** Provided records follows **

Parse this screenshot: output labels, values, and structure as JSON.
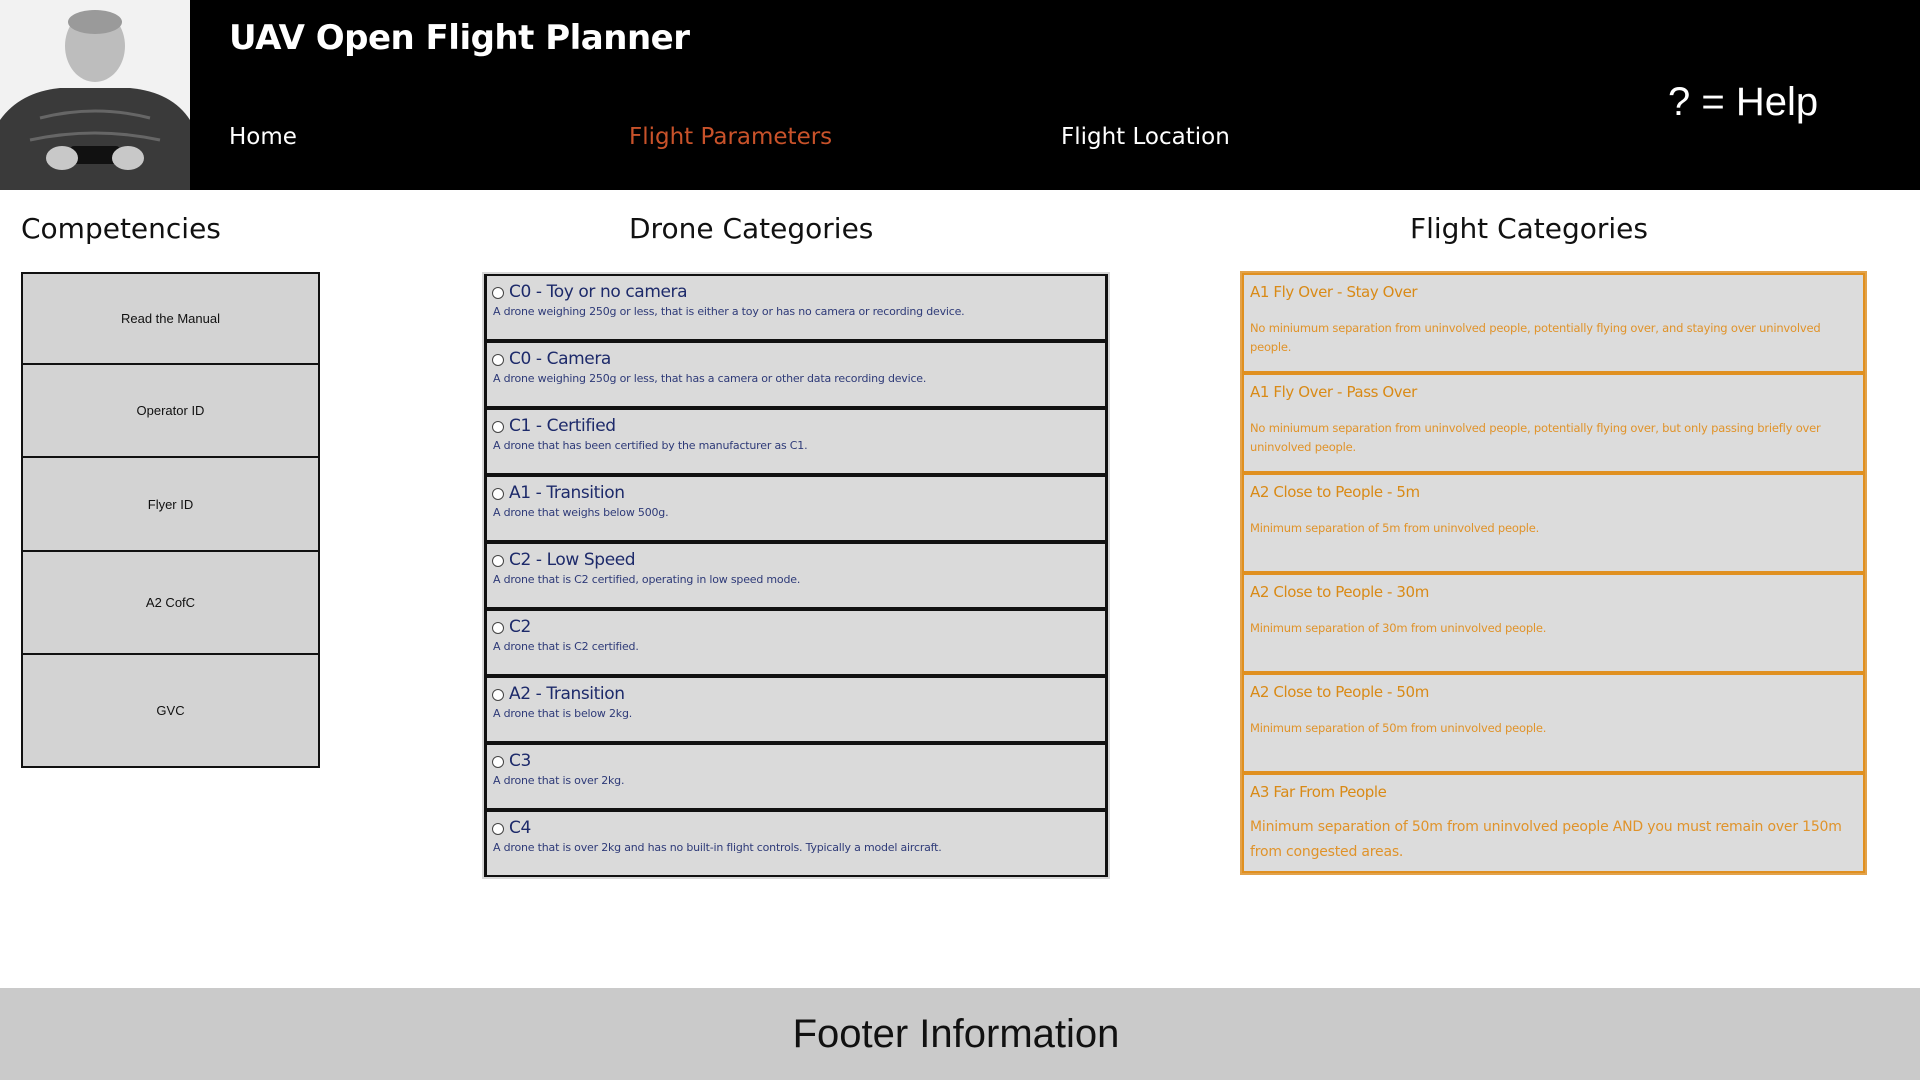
{
  "header": {
    "title": "UAV Open Flight Planner",
    "help": "? = Help",
    "nav": [
      {
        "label": "Home",
        "active": false
      },
      {
        "label": "Flight Parameters",
        "active": true
      },
      {
        "label": "Flight Location",
        "active": false
      }
    ],
    "accent_color": "#c8522a"
  },
  "competencies": {
    "heading": "Competencies",
    "items": [
      "Read the Manual",
      "Operator ID",
      "Flyer ID",
      "A2 CofC",
      "GVC"
    ]
  },
  "drone_categories": {
    "heading": "Drone Categories",
    "items": [
      {
        "title": "C0 - Toy or no camera",
        "desc": "A drone weighing 250g or less, that is either a toy or has no camera or recording device."
      },
      {
        "title": "C0 - Camera",
        "desc": "A drone weighing 250g or less, that has a camera or other data recording device."
      },
      {
        "title": "C1 - Certified",
        "desc": "A drone that has been certified by the manufacturer as C1."
      },
      {
        "title": "A1 - Transition",
        "desc": "A drone that weighs below 500g."
      },
      {
        "title": "C2 - Low Speed",
        "desc": "A drone that is C2 certified, operating in low speed mode."
      },
      {
        "title": "C2",
        "desc": "A drone that is C2 certified."
      },
      {
        "title": "A2 - Transition",
        "desc": "A drone that is below 2kg."
      },
      {
        "title": "C3",
        "desc": "A drone that is over 2kg."
      },
      {
        "title": "C4",
        "desc": "A drone that is over 2kg and has no built-in flight controls. Typically a model aircraft."
      }
    ]
  },
  "flight_categories": {
    "heading": "Flight Categories",
    "color": "#e09020",
    "items": [
      {
        "title": "A1 Fly Over - Stay Over",
        "desc": "No miniumum separation from uninvolved people, potentially flying over, and staying over uninvolved people."
      },
      {
        "title": "A1 Fly Over - Pass Over",
        "desc": "No miniumum separation from uninvolved people, potentially flying over, but only passing briefly over uninvolved people."
      },
      {
        "title": "A2 Close to People - 5m",
        "desc": "Minimum separation of 5m from uninvolved people."
      },
      {
        "title": "A2 Close to People - 30m",
        "desc": "Minimum separation of 30m from uninvolved people."
      },
      {
        "title": "A2 Close to People - 50m",
        "desc": "Minimum separation of 50m from uninvolved people."
      },
      {
        "title": "A3 Far From People",
        "desc": "Minimum separation of 50m from uninvolved people AND you must remain over 150m from congested areas."
      }
    ]
  },
  "footer": {
    "text": "Footer Information"
  }
}
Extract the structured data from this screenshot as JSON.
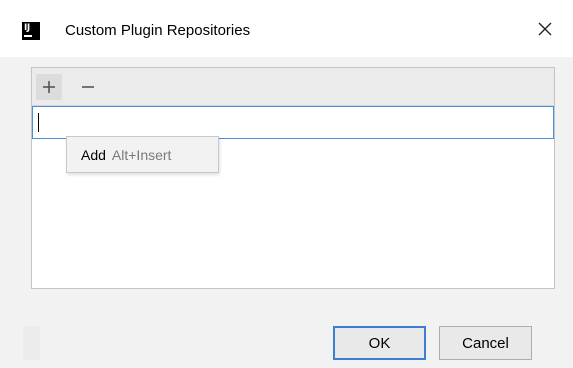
{
  "window": {
    "title": "Custom Plugin Repositories",
    "app_icon_text": "IJ"
  },
  "toolbar": {
    "add_icon": "plus-icon",
    "remove_icon": "minus-icon"
  },
  "repository_input": {
    "value": ""
  },
  "tooltip": {
    "label": "Add",
    "shortcut": "Alt+Insert"
  },
  "buttons": {
    "ok_label": "OK",
    "cancel_label": "Cancel"
  },
  "colors": {
    "accent": "#3c7fd0",
    "field_border": "#4a8fd6"
  }
}
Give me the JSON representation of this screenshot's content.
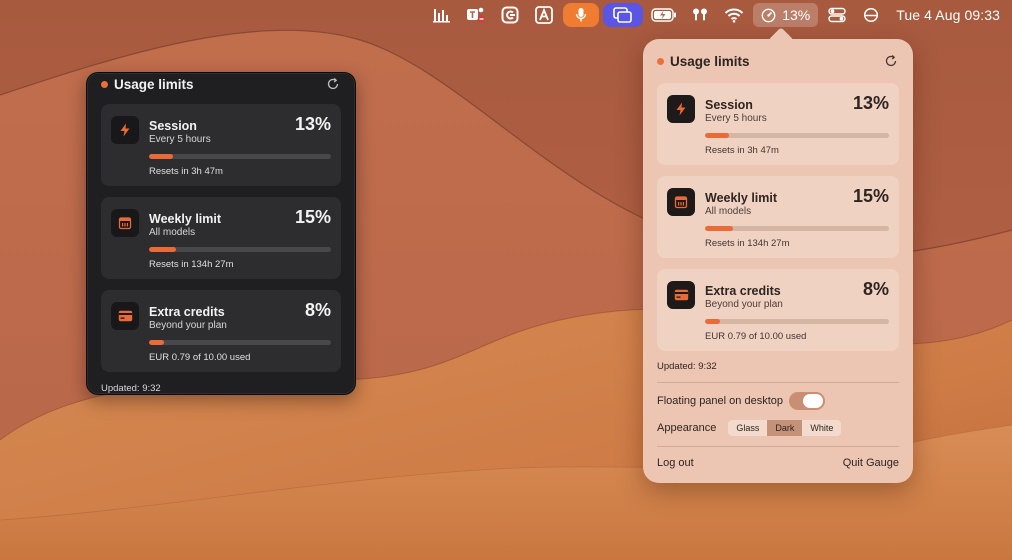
{
  "menubar": {
    "icons": [
      "equalizer-icon",
      "teams-icon",
      "clipboard-c-icon",
      "a-box-icon",
      "microphone-icon",
      "screens-icon",
      "battery-charging-icon",
      "airpods-icon",
      "wifi-icon",
      "gauge-icon",
      "control-center-icon",
      "focus-icon"
    ],
    "gauge_pct": "13%",
    "clock": "Tue 4 Aug  09:33",
    "mic_color": "#f07c32",
    "screens_color": "#5b55e6"
  },
  "floating_panel": {
    "title": "Usage limits",
    "updated": "Updated: 9:32",
    "cards": [
      {
        "icon": "bolt-icon",
        "title": "Session",
        "sub": "Every 5 hours",
        "pct": "13%",
        "fill": 0.13,
        "foot": "Resets in 3h 47m"
      },
      {
        "icon": "calendar-icon",
        "title": "Weekly limit",
        "sub": "All models",
        "pct": "15%",
        "fill": 0.15,
        "foot": "Resets in 134h 27m"
      },
      {
        "icon": "card-icon",
        "title": "Extra credits",
        "sub": "Beyond your plan",
        "pct": "8%",
        "fill": 0.08,
        "foot": "EUR 0.79 of 10.00 used"
      }
    ]
  },
  "popover": {
    "title": "Usage limits",
    "updated": "Updated: 9:32",
    "cards": [
      {
        "icon": "bolt-icon",
        "title": "Session",
        "sub": "Every 5 hours",
        "pct": "13%",
        "fill": 0.13,
        "foot": "Resets in 3h 47m"
      },
      {
        "icon": "calendar-icon",
        "title": "Weekly limit",
        "sub": "All models",
        "pct": "15%",
        "fill": 0.15,
        "foot": "Resets in 134h 27m"
      },
      {
        "icon": "card-icon",
        "title": "Extra credits",
        "sub": "Beyond your plan",
        "pct": "8%",
        "fill": 0.08,
        "foot": "EUR 0.79 of 10.00 used"
      }
    ],
    "floating_label": "Floating panel on desktop",
    "floating_on": true,
    "appearance_label": "Appearance",
    "appearance_options": [
      "Glass",
      "Dark",
      "White"
    ],
    "appearance_selected": "Dark",
    "logout": "Log out",
    "quit": "Quit Gauge"
  },
  "colors": {
    "accent": "#ea6a38",
    "desktop": "#c47a4f"
  }
}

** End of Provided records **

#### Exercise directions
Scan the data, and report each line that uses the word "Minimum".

#### Solved problem
        "desc": "Minimum separation of 5m from uninvolved people."
        "desc": "Minimum separation of 30m from uninvolved people."
        "desc": "Minimum separation of 50m from uninvolved people."
        "desc": "Minimum separation of 50m from uninvolved people AND you must remain over 150m from congested areas."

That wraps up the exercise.